Last month another vestige of Portland's historic downtown core became a pile of rubble. It was no architectural masterpiece, just a nice old building that had certainly seen its fortunes fall. But before the dust settles, the St. Francis Hotel deserves at least a eulogy.
For the past 74 years, the St. Francis stood at the corner of Southwest 11th Avenue and Main Street, behind the Portland Art Museum. At one time the white brick building with its antique interior was a stately destination for out-of-town guests (the old Portland trolley proudly advertised having a stop there), but for most of its existence it's been a residence hotel for the down and out. Movie fans will recall that it was also featured in Gus Van Sant's Drugstore Cowboy, where writer William S. Burroughs played a recovered junkie living there--an ideal mascot for the building's shabby elegance.
Now the St. Francis has been torn down to make way for the Museum Place project, which will include a mixture of housing and retail as part of a larger plan to redevelop and enliven the city's West End neighborhood. As Portland tries to house a burgeoning population within the urban growth boundary, changes in our city's fabric are inevitable. To its credit, Museum Place could provide a jump-start the West End desperately needs.
What's more, over the last half- century Portland has shown an impressive commitment to historic preservation. We've saved from demolition buildings such as the Governor Hotel (in which Van Sant filmed the Bob scenes for My Own Private Idaho) and Lloyd-Wright's Gordon House. For that, we should be proud. Yet parts of Portland's past continue to vanish.
Take a trip to Paris, London or even Havana and you'll see that the nameless old buildings are just as important to a classical urban fabric as the famous ones--maybe even more. The St. Francis was no Governor, but that's precisely the point. It was what Tom Waits would call "a crumbling beauty," indicative of Portland's hallowed seediness, where swanky lofts and Starbucks franchises segue into back-alley flop houses and brick-house soup kitchens. If there's such a thing as the nobility of poverty, then there's also a quiet grandeur in the neglected buildings of better days, defiantly unencumbered by commercialization. This is a face of Portland that is, like the St. Francis, rapidly falling away.
This is not to say that we should halt sensible development in favor of romanticized urban decay. But as architect Nancy Hanks once wrote, "Old buildings are like friends. They reassure people in times of change." When eyesores like the recent Pioneer Place addition go up, it's all the more rueful to see lovely buildings like the St. Francis come down. And while it's unquestionably time for some transformation in the West End, the price has come as another friend lost.

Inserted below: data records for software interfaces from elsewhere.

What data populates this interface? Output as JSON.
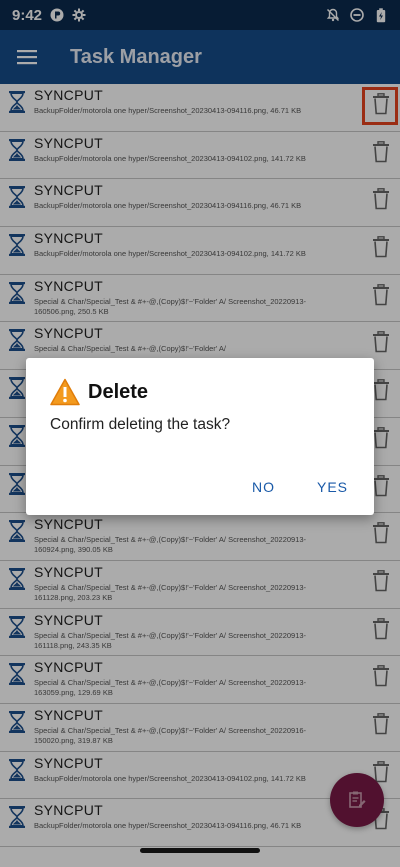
{
  "status_bar": {
    "time": "9:42"
  },
  "app_bar": {
    "title": "Task Manager",
    "menu_icon": "hamburger-menu-icon"
  },
  "tasks": [
    {
      "title": "SYNCPUT",
      "detail": "BackupFolder/motorola one hyper/Screenshot_20230413-094116.png, 46.71 KB"
    },
    {
      "title": "SYNCPUT",
      "detail": "BackupFolder/motorola one hyper/Screenshot_20230413-094102.png, 141.72 KB"
    },
    {
      "title": "SYNCPUT",
      "detail": "BackupFolder/motorola one hyper/Screenshot_20230413-094116.png, 46.71 KB"
    },
    {
      "title": "SYNCPUT",
      "detail": "BackupFolder/motorola one hyper/Screenshot_20230413-094102.png, 141.72 KB"
    },
    {
      "title": "SYNCPUT",
      "detail": "Special & Char/Special_Test & #+-@,(Copy)$!'~'Folder' A/ Screenshot_20220913-160506.png, 250.5 KB"
    },
    {
      "title": "SYNCPUT",
      "detail": "Special & Char/Special_Test & #+-@,(Copy)$!'~'Folder' A/"
    },
    {
      "title": "",
      "detail": ""
    },
    {
      "title": "",
      "detail": ""
    },
    {
      "title": "",
      "detail": ""
    },
    {
      "title": "SYNCPUT",
      "detail": "Special & Char/Special_Test & #+-@,(Copy)$!'~'Folder' A/ Screenshot_20220913-160924.png, 390.05 KB"
    },
    {
      "title": "SYNCPUT",
      "detail": "Special & Char/Special_Test & #+-@,(Copy)$!'~'Folder' A/ Screenshot_20220913-161128.png, 203.23 KB"
    },
    {
      "title": "SYNCPUT",
      "detail": "Special & Char/Special_Test & #+-@,(Copy)$!'~'Folder' A/ Screenshot_20220913-161118.png, 243.35 KB"
    },
    {
      "title": "SYNCPUT",
      "detail": "Special & Char/Special_Test & #+-@,(Copy)$!'~'Folder' A/ Screenshot_20220913-163059.png, 129.69 KB"
    },
    {
      "title": "SYNCPUT",
      "detail": "Special & Char/Special_Test & #+-@,(Copy)$!'~'Folder' A/ Screenshot_20220916-150020.png, 319.87 KB"
    },
    {
      "title": "SYNCPUT",
      "detail": "BackupFolder/motorola one hyper/Screenshot_20230413-094102.png, 141.72 KB"
    },
    {
      "title": "SYNCPUT",
      "detail": "BackupFolder/motorola one hyper/Screenshot_20230413-094116.png, 46.71 KB"
    }
  ],
  "dialog": {
    "title": "Delete",
    "message": "Confirm deleting the task?",
    "no_label": "NO",
    "yes_label": "YES"
  },
  "colors": {
    "app_bar": "#154c8a",
    "status_bar": "#0b2a4e",
    "fab": "#7a1a46",
    "accent": "#1a5aa8",
    "highlight": "#e8441e"
  }
}
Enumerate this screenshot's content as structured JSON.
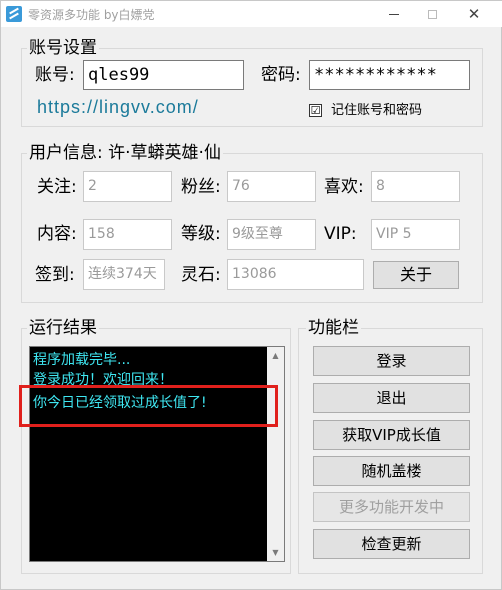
{
  "window": {
    "title": "零资源多功能 by白嫖党",
    "minimize_glyph": "",
    "close_glyph": "✕"
  },
  "account": {
    "group_title": "账号设置",
    "username_label": "账号:",
    "username_value": "qles99",
    "password_label": "密码:",
    "password_value": "************",
    "website": "https://lingvv.com/",
    "remember_checked": "☑",
    "remember_label": "记住账号和密码"
  },
  "user_info": {
    "group_title": "用户信息: 许·草蟒英雄·仙",
    "fields": [
      {
        "label": "关注:",
        "value": "2"
      },
      {
        "label": "粉丝:",
        "value": "76"
      },
      {
        "label": "喜欢:",
        "value": "8"
      },
      {
        "label": "内容:",
        "value": "158"
      },
      {
        "label": "等级:",
        "value": "9级至尊"
      },
      {
        "label": "VIP:",
        "value": "VIP 5"
      },
      {
        "label": "签到:",
        "value": "连续374天"
      },
      {
        "label": "灵石:",
        "value": "13086"
      }
    ],
    "about_button": "关于"
  },
  "results": {
    "group_title": "运行结果",
    "lines": [
      "程序加载完毕...",
      "登录成功！欢迎回来！",
      "你今日已经领取过成长值了!"
    ]
  },
  "functions": {
    "group_title": "功能栏",
    "buttons": [
      {
        "label": "登录",
        "enabled": true
      },
      {
        "label": "退出",
        "enabled": true
      },
      {
        "label": "获取VIP成长值",
        "enabled": true
      },
      {
        "label": "随机盖楼",
        "enabled": true
      },
      {
        "label": "更多功能开发中",
        "enabled": false
      },
      {
        "label": "检查更新",
        "enabled": true
      }
    ]
  },
  "colors": {
    "log_text": "#3fe7f2",
    "link": "#1b7a9a",
    "highlight": "#e0201c"
  }
}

Another transformed Van Sant site is the rundown grocery market from
, recently opened as the lush Lush.
The Danmoore Hotel on Southwest Morrison Street is the next hotel earmarked for destruction.